We know of Willibrord’s life and missionary labors through a few notes written by a contemporary, the Venerable Bede, in his The Ecclesiastical History of the English People, and in a biography of Willibrord written by his younger kinsman, Alcuin. Willibrord was born in Northumbria about the year 658 and from the age of seven was brought up and educated in Bishop Wilfrid’s monastery at Ripon. On Wilfrid’s virtual deposition as bishop in 678 and his subsequent expulsion from Northumbria, Willibrord went to Ireland both for study and for voluntary exile for twelve years, where he was ordained to the presbyterate and acquired the desire to do missionary work. On his return to England in 690, he decided to travel to Frisia, a still-pagan area increasingly under the domination of the Christian Franks. With twelve missionary companions, he made his way to Frisia through the kingdom of the Franks, having obtained the permission of Pepin the Second, duke of Austrasia, who had recently conquered western Frisia, to preach among the Frisians. Bede tells us that the mission prospered, and that the companions “converted many folk in a short while from idolatry to faith in Christ.” During this time, Willibrord traveled to Rome, where he received the approbation and encouragement of Pope Sergius for the mission. Willibrord returned to Frisia and went again to Rome in 695, at Pepin’s behest, to be ordained to the episcopate by Pope Sergius, who bestowed on him the name Clement and sent him back with the definite mission to establish the Church in Frisia with a metropolitan see at Utrecht and suffragan bishoprics according to the pattern at Canterbury and elsewhere.

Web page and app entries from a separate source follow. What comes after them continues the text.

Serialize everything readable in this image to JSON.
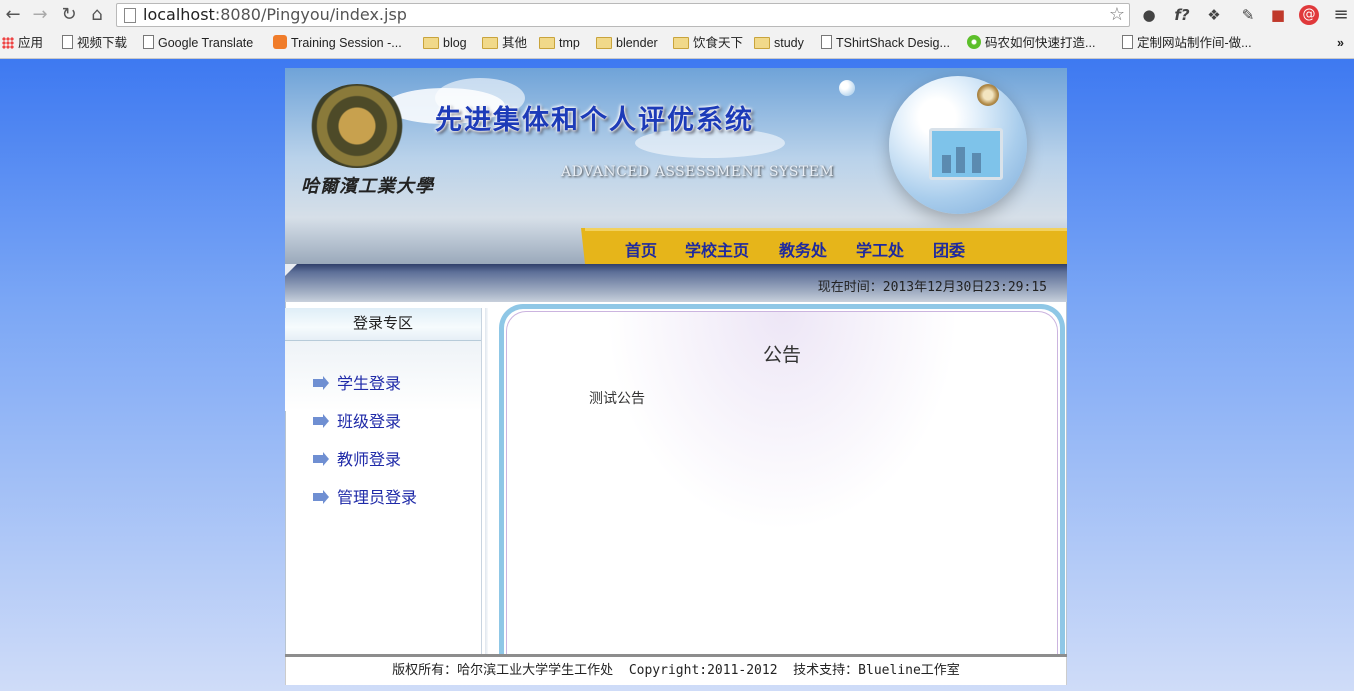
{
  "browser": {
    "url_host": "localhost",
    "url_path": ":8080/Pingyou/index.jsp",
    "bookmarks": [
      {
        "label": "应用",
        "icon": "apps-icon"
      },
      {
        "label": "视频下载",
        "icon": "page-icon"
      },
      {
        "label": "Google Translate",
        "icon": "page-icon"
      },
      {
        "label": "Training Session -...",
        "icon": "training-icon"
      },
      {
        "label": "blog",
        "icon": "folder-icon"
      },
      {
        "label": "其他",
        "icon": "folder-icon"
      },
      {
        "label": "tmp",
        "icon": "folder-icon"
      },
      {
        "label": "blender",
        "icon": "folder-icon"
      },
      {
        "label": "饮食天下",
        "icon": "folder-icon"
      },
      {
        "label": "study",
        "icon": "folder-icon"
      },
      {
        "label": "TShirtShack Desig...",
        "icon": "page-icon"
      },
      {
        "label": "码农如何快速打造...",
        "icon": "flower-icon"
      },
      {
        "label": "定制网站制作间-做...",
        "icon": "page-icon"
      }
    ],
    "more_bookmarks": "»"
  },
  "banner": {
    "school_name": "哈爾濱工業大學",
    "system_title": "先进集体和个人评优系统",
    "system_subtitle": "ADVANCED ASSESSMENT SYSTEM"
  },
  "nav": {
    "items": [
      "首页",
      "学校主页",
      "教务处",
      "学工处",
      "团委"
    ]
  },
  "status": {
    "time": "现在时间：2013年12月30日23:29:15"
  },
  "sidebar": {
    "title": "登录专区",
    "items": [
      "学生登录",
      "班级登录",
      "教师登录",
      "管理员登录"
    ]
  },
  "notice": {
    "title": "公告",
    "body": "测试公告"
  },
  "footer": {
    "text": "版权所有：哈尔滨工业大学学生工作处  Copyright:2011-2012  技术支持：Blueline工作室"
  },
  "colors": {
    "nav_bar": "#e6b51a",
    "nav_text": "#1f2a9e",
    "link_blue": "#1f2aa8",
    "page_bg": "#2f6ef0"
  }
}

In 678 Willibrord established his largest monastery at Echternach, in what is now Luxembourg, where he died more than forty years later.
In the area of Frisia rule by the Franks, Willibrord’s missionary work was permanently fruitful, but his work in other areas was more sporadic. In 714 he was driven from Utrecht by Radbod, the pagan Frisian king, who had churches destroyed and Christian clergy killed. Willibrord’s work seemed largely destroyed, but in 719, on Radbod’s death, Willibrord returned, restoring the Church not only in western Frisia but also taking the mission to eastern Frisia, which he had never before entered. During these years he was joined for a time by Boniface, who he wished to succeed him, but Boniface went on to the Saxons of Germany instead. Willibrord then entered the lands of the Danes, where he bought thirty slave-boys and educated them as Christians. In Helgoland he baptized a number of the inhabitants and killed sacred cattle in order to feed his followers, and at Walcheren he destroyed an idol at risk of his life.
Alcuin described his work as based on energetic preaching and ministry, informed by prayer and sacred reading. Willibrord was always venerable, gracious, and full of joy. Though not tremendously or rapidly successful, Willibrord’s pioneering missionary work prepared the way for the successes of later English Christian influence in Germanic Europe, most notably the missionary work of Boniface. Willibrord thoroughly deserves his titles of Apostle to the Frisians and patron saint of Holland.
He died at the age of 81, on the seventh of November 739 at Echternach, and was immediately venerated as a saint. One of his most interesting surviving relics is the Calendar of Saint Willibrord, written for his own private use, which contains marginal note in his own hand recording his consecration at Rome and other biographical details.
prepared from The Oxford Dictionary of Christian Saints
and Lesser Feasts and Fasts (1980)
O Lord our God,you call whom you will and send them where you choose: We thank you for sending your servant Willibrord to be an apostle to the Low Countries, to turn them from the worship of idols to serve you, the living God; and we entreat you to preserve us from the temptation to exchange the perfect freedom of your service for servitude to false gods and to idols of our own devising; through Jesus Christ our Lord, who lives and reigns with you and the Holy Spirit, one God, for ever and ever. Amen.